Stored items from a collection:
******************************

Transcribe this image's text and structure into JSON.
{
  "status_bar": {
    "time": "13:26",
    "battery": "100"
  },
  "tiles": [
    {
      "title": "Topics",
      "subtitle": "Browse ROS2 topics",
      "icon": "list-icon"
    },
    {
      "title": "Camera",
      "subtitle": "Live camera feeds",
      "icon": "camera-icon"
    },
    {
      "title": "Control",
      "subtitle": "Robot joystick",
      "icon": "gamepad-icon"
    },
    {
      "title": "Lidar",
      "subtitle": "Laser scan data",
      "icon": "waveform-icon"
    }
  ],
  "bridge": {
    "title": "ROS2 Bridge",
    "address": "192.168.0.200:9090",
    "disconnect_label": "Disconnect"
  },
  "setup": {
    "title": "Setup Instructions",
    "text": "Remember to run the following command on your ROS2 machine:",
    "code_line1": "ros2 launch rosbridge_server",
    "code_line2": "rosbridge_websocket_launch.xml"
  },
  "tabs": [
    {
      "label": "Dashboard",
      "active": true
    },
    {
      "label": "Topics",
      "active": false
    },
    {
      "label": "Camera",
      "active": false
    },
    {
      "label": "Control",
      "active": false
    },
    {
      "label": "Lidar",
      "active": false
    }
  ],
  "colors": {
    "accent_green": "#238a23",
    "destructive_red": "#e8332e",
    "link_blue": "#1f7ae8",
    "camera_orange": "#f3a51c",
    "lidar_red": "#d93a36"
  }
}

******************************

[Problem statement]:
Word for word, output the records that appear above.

[Solution to this exercise]:
Transcribe this image's text and structure into JSON.
{
  "status_bar": {
    "time": "13:26",
    "battery": "100"
  },
  "tiles": [
    {
      "title": "Topics",
      "subtitle": "Browse ROS2 topics",
      "icon": "list-icon"
    },
    {
      "title": "Camera",
      "subtitle": "Live camera feeds",
      "icon": "camera-icon"
    },
    {
      "title": "Control",
      "subtitle": "Robot joystick",
      "icon": "gamepad-icon"
    },
    {
      "title": "Lidar",
      "subtitle": "Laser scan data",
      "icon": "waveform-icon"
    }
  ],
  "bridge": {
    "title": "ROS2 Bridge",
    "address": "192.168.0.200:9090",
    "disconnect_label": "Disconnect"
  },
  "setup": {
    "title": "Setup Instructions",
    "text": "Remember to run the following command on your ROS2 machine:",
    "code_line1": "ros2 launch rosbridge_server",
    "code_line2": "rosbridge_websocket_launch.xml"
  },
  "tabs": [
    {
      "label": "Dashboard",
      "active": true
    },
    {
      "label": "Topics",
      "active": false
    },
    {
      "label": "Camera",
      "active": false
    },
    {
      "label": "Control",
      "active": false
    },
    {
      "label": "Lidar",
      "active": false
    }
  ],
  "colors": {
    "accent_green": "#238a23",
    "destructive_red": "#e8332e",
    "link_blue": "#1f7ae8",
    "camera_orange": "#f3a51c",
    "lidar_red": "#d93a36"
  }
}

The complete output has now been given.